Tough Challenge


It goes without saying that protecting against the threat of extinction is extremely difficult. The fact that this waterbird is protected is not widely known. Another alternative is that they are unconcerned for the conventional reason, which is the current economic crisis.


The Biodiversity Warriors of KEHATI will always take part in AWC events and keep up their advocacy for these waterbirds.


They hope that the younger generation will become friends and take action to raise awareness about the value of protecting water birds and their environment. Although the government also faces limitations, such as a small budget and staff, the Ministry of Environment and Forestry supports the work done by AWC and NGOs.


Adding more mangroves to the wetland environment is one of the things that can be done in cooperation with the government. There will be education about planting mangrove trees as a support for the wetlands that locals use as fish ponds.

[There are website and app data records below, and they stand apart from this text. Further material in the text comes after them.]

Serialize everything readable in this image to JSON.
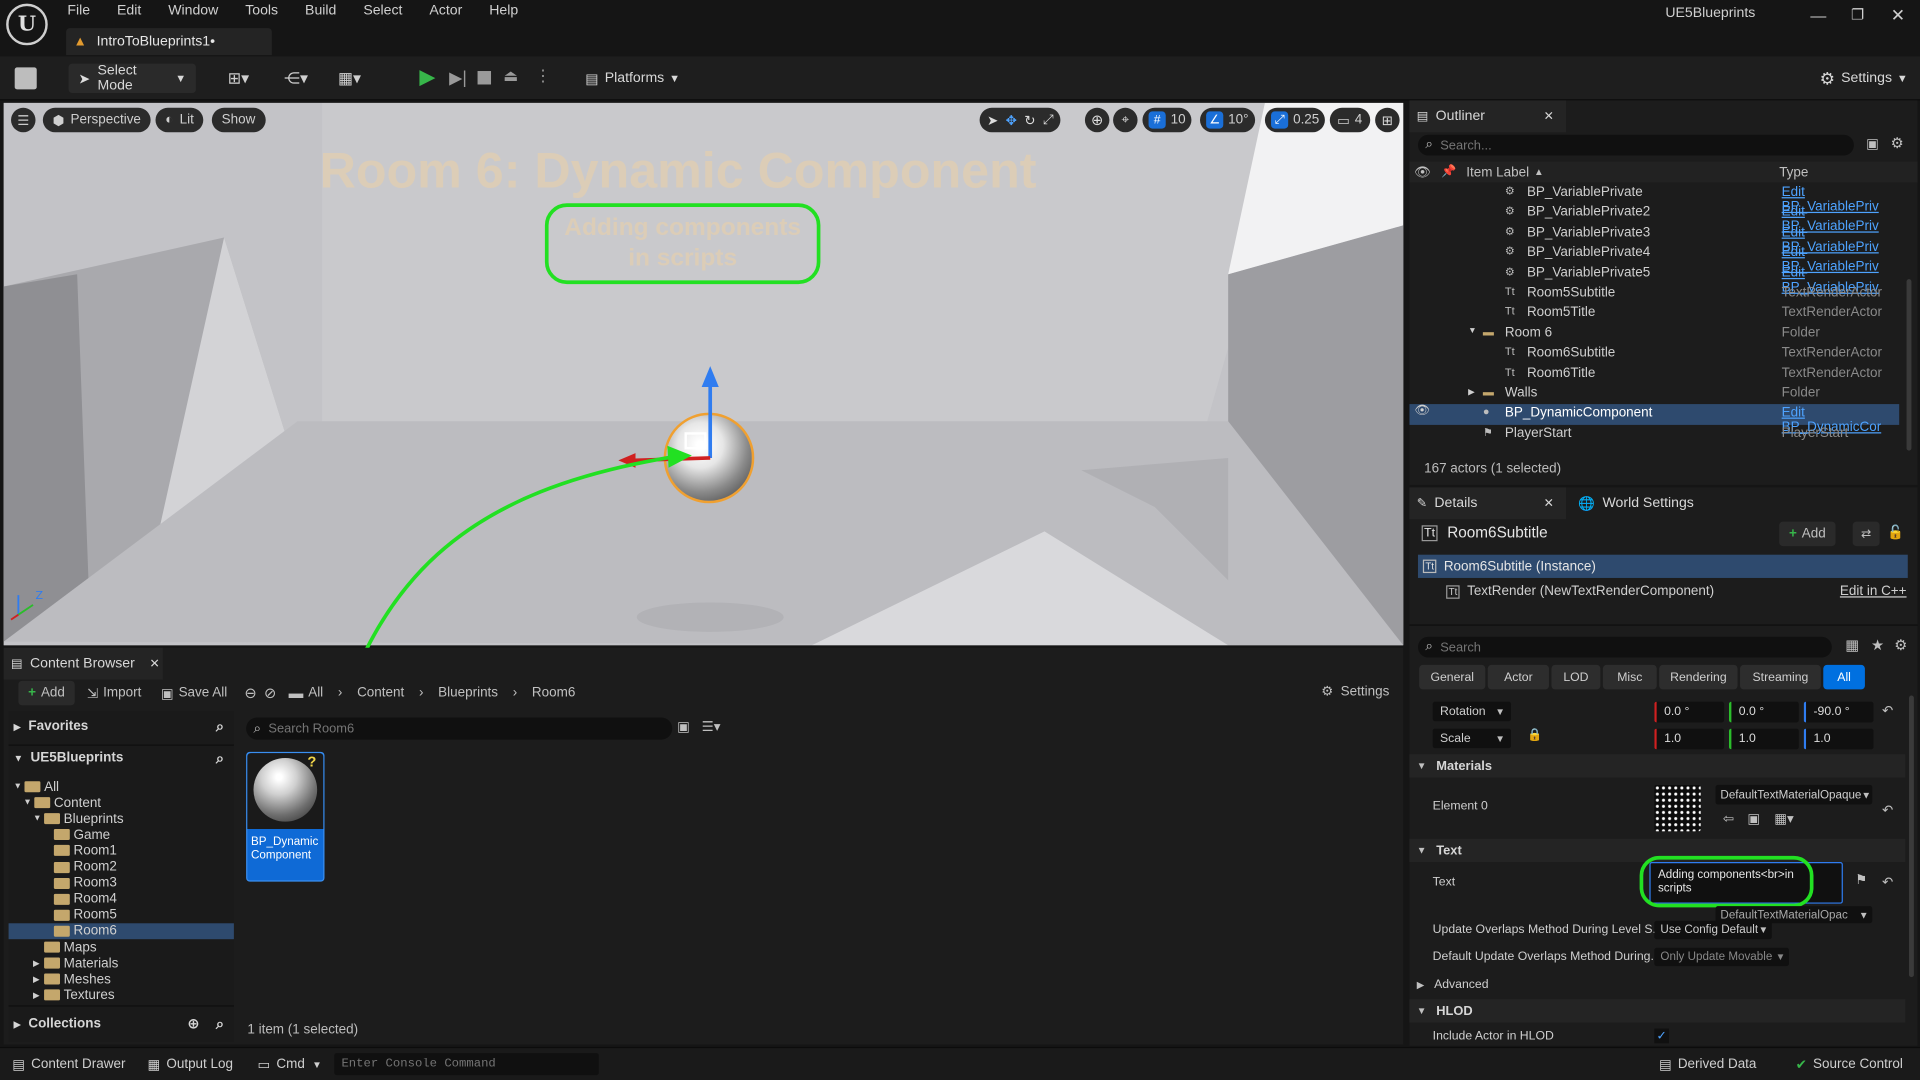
{
  "window": {
    "title": "UE5Blueprints",
    "project_tab": "IntroToBlueprints1•"
  },
  "menu": [
    "File",
    "Edit",
    "Window",
    "Tools",
    "Build",
    "Select",
    "Actor",
    "Help"
  ],
  "toolbar": {
    "select_mode": "Select Mode",
    "platforms": "Platforms",
    "settings": "Settings"
  },
  "viewport": {
    "perspective": "Perspective",
    "lit": "Lit",
    "show": "Show",
    "grid_snap": "10",
    "rot_snap": "10°",
    "scale_snap": "0.25",
    "camera_speed": "4",
    "room_title": "Room 6: Dynamic Component",
    "subtitle_line1": "Adding components",
    "subtitle_line2": "in scripts"
  },
  "outliner": {
    "tab": "Outliner",
    "search_placeholder": "Search...",
    "col_label": "Item Label",
    "col_type": "Type",
    "rows": [
      {
        "name": "BP_VariablePrivate",
        "type": "Edit BP_VariablePriv",
        "link": true,
        "indent": 4,
        "icon": "bp"
      },
      {
        "name": "BP_VariablePrivate2",
        "type": "Edit BP_VariablePriv",
        "link": true,
        "indent": 4,
        "icon": "bp"
      },
      {
        "name": "BP_VariablePrivate3",
        "type": "Edit BP_VariablePriv",
        "link": true,
        "indent": 4,
        "icon": "bp"
      },
      {
        "name": "BP_VariablePrivate4",
        "type": "Edit BP_VariablePriv",
        "link": true,
        "indent": 4,
        "icon": "bp"
      },
      {
        "name": "BP_VariablePrivate5",
        "type": "Edit BP_VariablePriv",
        "link": true,
        "indent": 4,
        "icon": "bp"
      },
      {
        "name": "Room5Subtitle",
        "type": "TextRenderActor",
        "link": false,
        "indent": 4,
        "icon": "text"
      },
      {
        "name": "Room5Title",
        "type": "TextRenderActor",
        "link": false,
        "indent": 4,
        "icon": "text"
      },
      {
        "name": "Room 6",
        "type": "Folder",
        "link": false,
        "indent": 3,
        "icon": "folder"
      },
      {
        "name": "Room6Subtitle",
        "type": "TextRenderActor",
        "link": false,
        "indent": 4,
        "icon": "text"
      },
      {
        "name": "Room6Title",
        "type": "TextRenderActor",
        "link": false,
        "indent": 4,
        "icon": "text"
      },
      {
        "name": "Walls",
        "type": "Folder",
        "link": false,
        "indent": 3,
        "icon": "folder"
      },
      {
        "name": "BP_DynamicComponent",
        "type": "Edit BP_DynamicCor",
        "link": true,
        "indent": 3,
        "icon": "sphere",
        "selected": true
      },
      {
        "name": "PlayerStart",
        "type": "PlayerStart",
        "link": false,
        "indent": 3,
        "icon": "flag"
      }
    ],
    "footer": "167 actors (1 selected)"
  },
  "details": {
    "tab": "Details",
    "world_settings_tab": "World Settings",
    "actor_name": "Room6Subtitle",
    "add_button": "Add",
    "instance": "Room6Subtitle (Instance)",
    "component": "TextRender (NewTextRenderComponent)",
    "edit_cpp": "Edit in C++",
    "search_placeholder": "Search",
    "categories": [
      "General",
      "Actor",
      "LOD",
      "Misc",
      "Rendering",
      "Streaming",
      "All"
    ],
    "rotation_label": "Rotation",
    "rotation": [
      "0.0 °",
      "0.0 °",
      "-90.0 °"
    ],
    "scale_label": "Scale",
    "scale": [
      "1.0",
      "1.0",
      "1.0"
    ],
    "materials_section": "Materials",
    "element0_label": "Element 0",
    "material": "DefaultTextMaterialOpaque",
    "text_section": "Text",
    "text_label": "Text",
    "text_value_line1": "Adding components<br>in",
    "text_value_line2": "scripts",
    "update_overlaps_label": "Update Overlaps Method During Level S...",
    "update_overlaps_value": "Use Config Default",
    "material_behind": "DefaultTextMaterialOpac",
    "default_update_label": "Default Update Overlaps Method During...",
    "default_update_value": "Only Update Movable",
    "advanced": "Advanced",
    "hlod_section": "HLOD",
    "include_hlod_label": "Include Actor in HLOD"
  },
  "content_browser": {
    "tab": "Content Browser",
    "add": "Add",
    "import": "Import",
    "save_all": "Save All",
    "breadcrumb": [
      "All",
      "Content",
      "Blueprints",
      "Room6"
    ],
    "settings": "Settings",
    "favorites": "Favorites",
    "project": "UE5Blueprints",
    "search_placeholder": "Search Room6",
    "tree": [
      {
        "label": "All",
        "level": 0,
        "expanded": true
      },
      {
        "label": "Content",
        "level": 1,
        "expanded": true
      },
      {
        "label": "Blueprints",
        "level": 2,
        "expanded": true
      },
      {
        "label": "Game",
        "level": 3
      },
      {
        "label": "Room1",
        "level": 3
      },
      {
        "label": "Room2",
        "level": 3
      },
      {
        "label": "Room3",
        "level": 3
      },
      {
        "label": "Room4",
        "level": 3
      },
      {
        "label": "Room5",
        "level": 3
      },
      {
        "label": "Room6",
        "level": 3,
        "selected": true
      },
      {
        "label": "Maps",
        "level": 2
      },
      {
        "label": "Materials",
        "level": 2,
        "collapsed": true
      },
      {
        "label": "Meshes",
        "level": 2,
        "collapsed": true
      },
      {
        "label": "Textures",
        "level": 2,
        "collapsed": true
      }
    ],
    "collections": "Collections",
    "asset_name_line1": "BP_Dynamic",
    "asset_name_line2": "Component",
    "item_count": "1 item (1 selected)"
  },
  "statusbar": {
    "content_drawer": "Content Drawer",
    "output_log": "Output Log",
    "cmd": "Cmd",
    "console_placeholder": "Enter Console Command",
    "derived_data": "Derived Data",
    "source_control": "Source Control"
  },
  "colors": {
    "accent": "#0070e0",
    "highlight_green": "#22e022",
    "selection": "#2e4a6e",
    "play_green": "#37b64a"
  }
}
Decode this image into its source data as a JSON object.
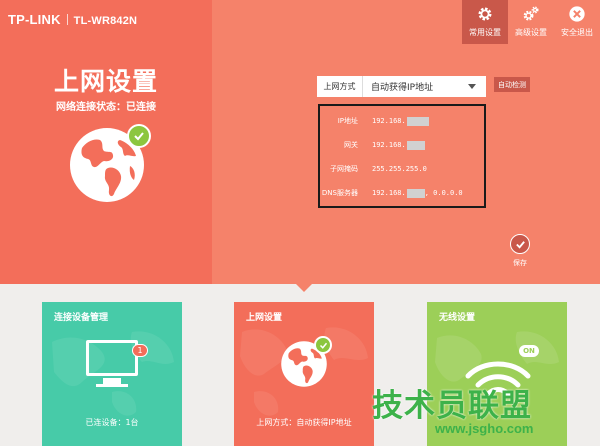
{
  "brand": {
    "logo": "TP-LINK",
    "model": "TL-WR842N"
  },
  "toolbar": {
    "items": [
      {
        "label": "常用设置",
        "icon": "gear-icon",
        "active": true
      },
      {
        "label": "高级设置",
        "icon": "gears-icon",
        "active": false
      },
      {
        "label": "安全退出",
        "icon": "exit-icon",
        "active": false
      }
    ]
  },
  "page": {
    "title": "上网设置",
    "status_text": "网络连接状态：已连接"
  },
  "form": {
    "mode_label": "上网方式",
    "mode_value": "自动获得IP地址",
    "auto_detect_label": "自动检测",
    "fields": [
      {
        "label": "IP地址",
        "value": "192.168.",
        "suffix": ""
      },
      {
        "label": "网关",
        "value": "192.168.",
        "suffix": ""
      },
      {
        "label": "子网掩码",
        "value": "255.255.255.0",
        "suffix": ""
      },
      {
        "label": "DNS服务器",
        "value": "192.168.",
        "suffix": ", 0.0.0.0"
      }
    ],
    "save_label": "保存"
  },
  "cards": [
    {
      "title": "连接设备管理",
      "footer": "已连设备：1台",
      "badge": "1",
      "color": "#47cba8"
    },
    {
      "title": "上网设置",
      "footer": "上网方式：自动获得IP地址",
      "color": "#f36e5a"
    },
    {
      "title": "无线设置",
      "footer": "",
      "badge": "ON",
      "color": "#9ccf58"
    }
  ],
  "watermark": {
    "main": "技术员联盟",
    "url": "www.jsgho.com"
  },
  "colors": {
    "primary": "#f36e5a",
    "accent": "#c9584a",
    "green": "#8cc63f",
    "teal": "#47cba8",
    "lime": "#9ccf58"
  }
}
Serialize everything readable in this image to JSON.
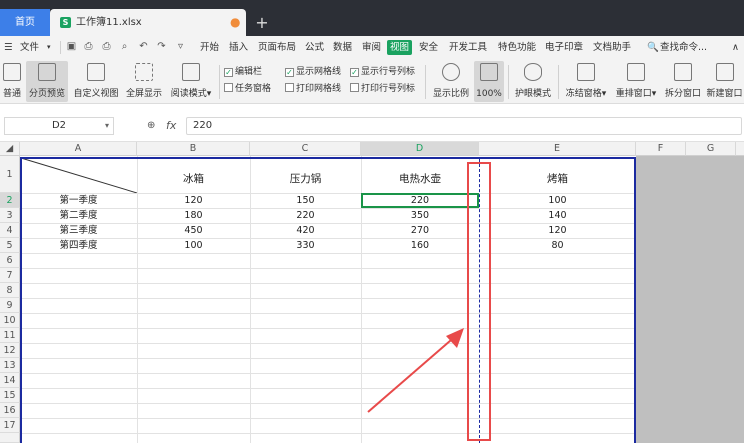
{
  "tabs": {
    "home": "首页",
    "file_icon": "S",
    "file_name": "工作簿11.xlsx",
    "new_tab": "+"
  },
  "menu": {
    "file": "文件",
    "items": [
      "开始",
      "插入",
      "页面布局",
      "公式",
      "数据",
      "审阅",
      "视图",
      "安全",
      "开发工具",
      "特色功能",
      "电子印章",
      "文档助手"
    ],
    "active": "视图",
    "search": "查找命令..."
  },
  "ribbon": {
    "normal": "普通",
    "page_break_preview": "分页预览",
    "custom_view": "自定义视图",
    "full_screen": "全屏显示",
    "reading_mode": "阅读模式",
    "edit_bar": "编辑栏",
    "task_pane": "任务窗格",
    "show_gridlines": "显示网格线",
    "print_gridlines": "打印网格线",
    "show_headers": "显示行号列标",
    "print_headers": "打印行号列标",
    "zoom": "显示比例",
    "zoom100": "100%",
    "eye_mode": "护眼模式",
    "freeze": "冻结窗格",
    "arrange": "重排窗口",
    "split": "拆分窗口",
    "new_window": "新建窗口"
  },
  "formula": {
    "cell_ref": "D2",
    "fx": "fx",
    "value": "220"
  },
  "columns": [
    "A",
    "B",
    "C",
    "D",
    "E",
    "F",
    "G"
  ],
  "rows": [
    "1",
    "2",
    "3",
    "4",
    "5",
    "6",
    "7",
    "8",
    "9",
    "10",
    "11",
    "12",
    "13",
    "14",
    "15",
    "16",
    "17"
  ],
  "table": {
    "headers": [
      "冰箱",
      "压力锅",
      "电热水壶",
      "烤箱"
    ],
    "data": [
      [
        "第一季度",
        "120",
        "150",
        "220",
        "100"
      ],
      [
        "第二季度",
        "180",
        "220",
        "350",
        "140"
      ],
      [
        "第三季度",
        "450",
        "420",
        "270",
        "120"
      ],
      [
        "第四季度",
        "100",
        "330",
        "160",
        "80"
      ]
    ]
  },
  "colors": {
    "accent": "#1aa260",
    "page_border": "#1b2aa0",
    "annotation": "#e84a4a"
  }
}
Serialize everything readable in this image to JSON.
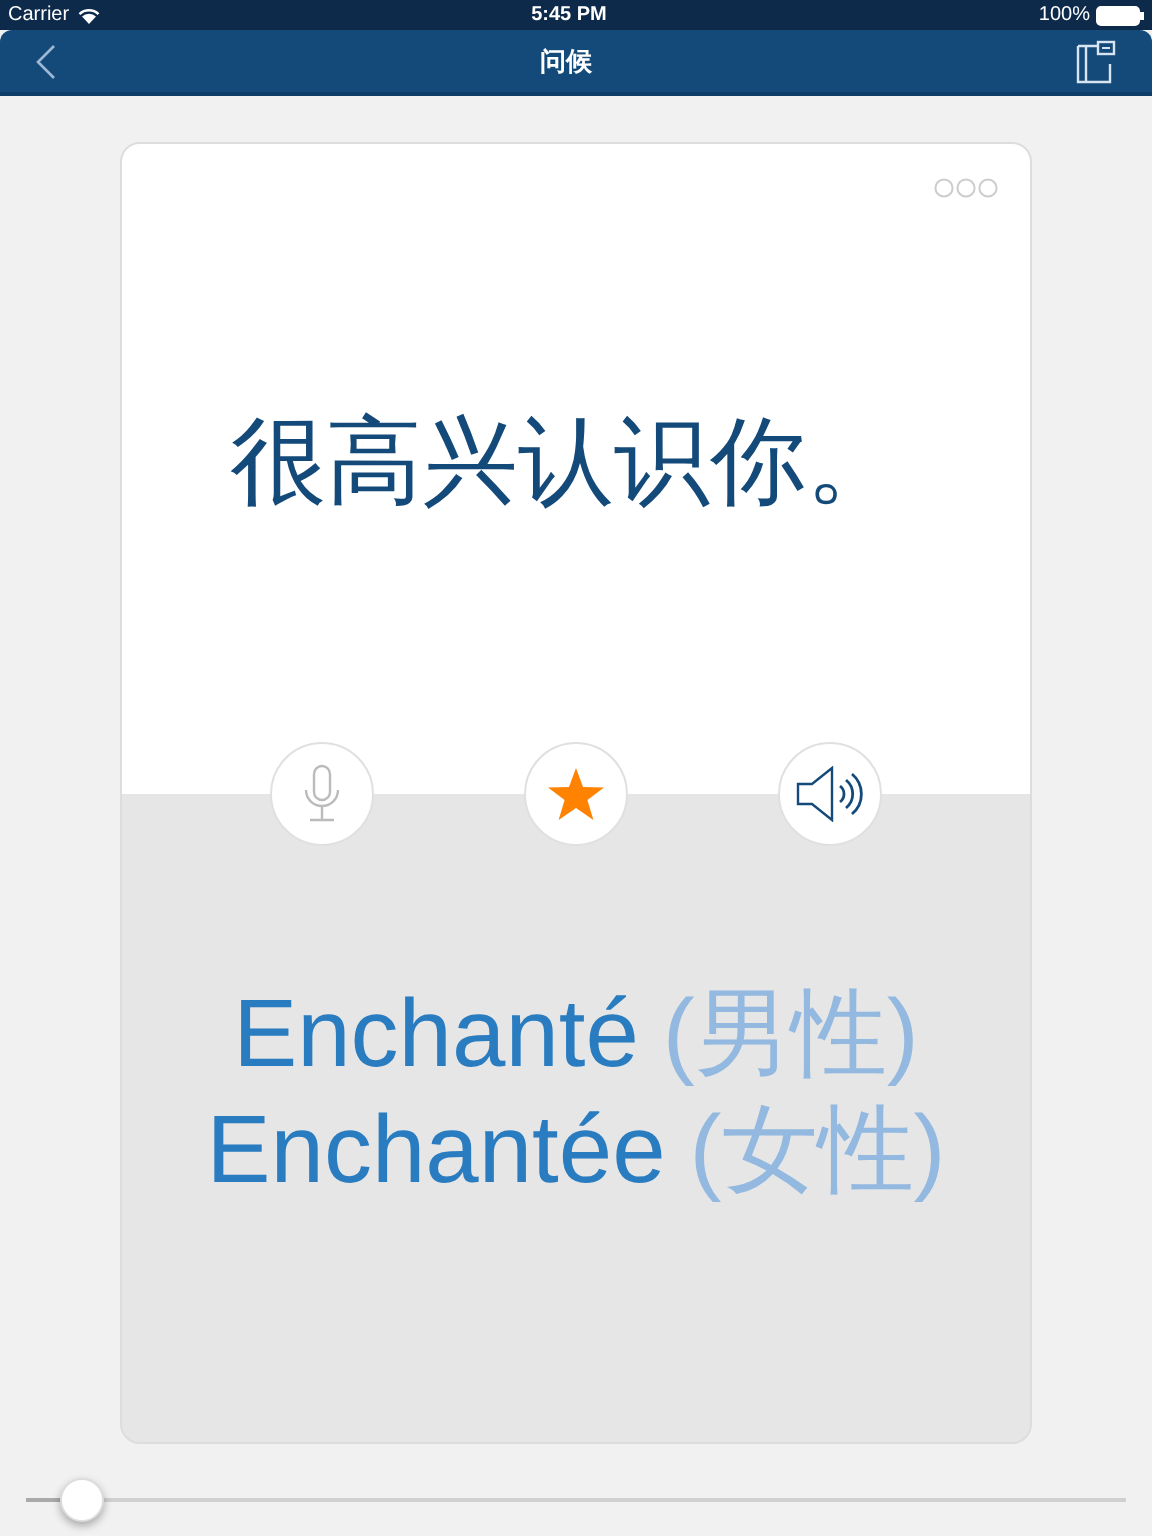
{
  "status_bar": {
    "carrier": "Carrier",
    "time": "5:45 PM",
    "battery": "100%"
  },
  "nav": {
    "title": "问候"
  },
  "card": {
    "phrase": "很高兴认识你。",
    "favorite": true,
    "translations": [
      {
        "text": "Enchanté",
        "note": "(男性)"
      },
      {
        "text": "Enchantée",
        "note": "(女性)"
      }
    ]
  },
  "slider": {
    "level": 0.05
  }
}
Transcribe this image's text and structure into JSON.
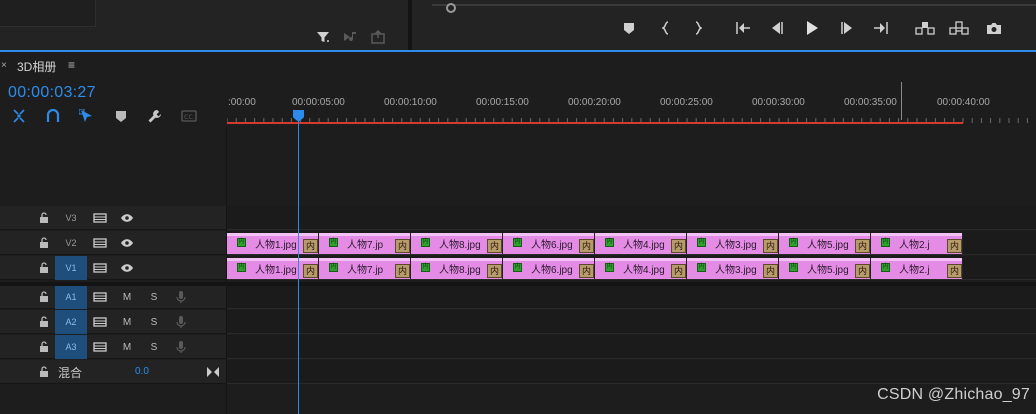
{
  "sequence_tab": {
    "close_glyph": "×",
    "title": "3D相册",
    "menu_glyph": "≡"
  },
  "timecode": "00:00:03:27",
  "source_toolbar_icons": [
    "filter-icon",
    "audio-note-icon",
    "export-frame-icon"
  ],
  "transport_icons": [
    "marker-icon",
    "mark-in-icon",
    "mark-out-icon",
    "go-to-in-icon",
    "step-back-icon",
    "play-icon",
    "step-forward-icon",
    "go-to-out-icon",
    "lift-icon",
    "extract-icon",
    "camera-icon"
  ],
  "timeline_tools": [
    "snap-icon",
    "magnet-link-icon",
    "linked-select-icon",
    "add-marker-icon",
    "wrench-icon",
    "captions-icon"
  ],
  "ruler_labels": [
    ":00:00",
    "00:00:05:00",
    "00:00:10:00",
    "00:00:15:00",
    "00:00:20:00",
    "00:00:25:00",
    "00:00:30:00",
    "00:00:35:00",
    "00:00:40:00"
  ],
  "video_tracks": [
    {
      "name": "V3",
      "active": false
    },
    {
      "name": "V2",
      "active": false
    },
    {
      "name": "V1",
      "active": true
    }
  ],
  "audio_tracks": [
    {
      "name": "A1",
      "m": "M",
      "s": "S"
    },
    {
      "name": "A2",
      "m": "M",
      "s": "S"
    },
    {
      "name": "A3",
      "m": "M",
      "s": "S"
    }
  ],
  "mix": {
    "label": "混合",
    "value": "0.0"
  },
  "clips_v2": [
    {
      "label": "人物1.jpg",
      "badge": "内",
      "fx": "内"
    },
    {
      "label": "人物7.jp",
      "badge": "内",
      "fx": "内"
    },
    {
      "label": "人物8.jpg",
      "badge": "内",
      "fx": "内"
    },
    {
      "label": "人物6.jpg",
      "badge": "内",
      "fx": "内"
    },
    {
      "label": "人物4.jpg",
      "badge": "内",
      "fx": "内"
    },
    {
      "label": "人物3.jpg",
      "badge": "内",
      "fx": "内"
    },
    {
      "label": "人物5.jpg",
      "badge": "内",
      "fx": "内"
    },
    {
      "label": "人物2.j",
      "badge": "内",
      "fx": "内"
    }
  ],
  "clips_v1": [
    {
      "label": "人物1.jpg",
      "badge": "内",
      "fx": "内"
    },
    {
      "label": "人物7.jp",
      "badge": "内",
      "fx": "内"
    },
    {
      "label": "人物8.jpg",
      "badge": "内",
      "fx": "内"
    },
    {
      "label": "人物6.jpg",
      "badge": "内",
      "fx": "内"
    },
    {
      "label": "人物4.jpg",
      "badge": "内",
      "fx": "内"
    },
    {
      "label": "人物3.jpg",
      "badge": "内",
      "fx": "内"
    },
    {
      "label": "人物5.jpg",
      "badge": "内",
      "fx": "内"
    },
    {
      "label": "人物2.j",
      "badge": "内",
      "fx": "内"
    }
  ],
  "watermark": "CSDN @Zhichao_97",
  "colors": {
    "accent": "#2d8ceb",
    "clip": "#e48be6",
    "work_area": "#d63a2e",
    "active_track": "#1e4e7c"
  }
}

This mangrove tree serves as a shelter to allow fish to consume the waterbird droppings. Fish receive nutrition from the droppings of waterbird. Ponds with mangrove plants placed in them produce results that have a high market value.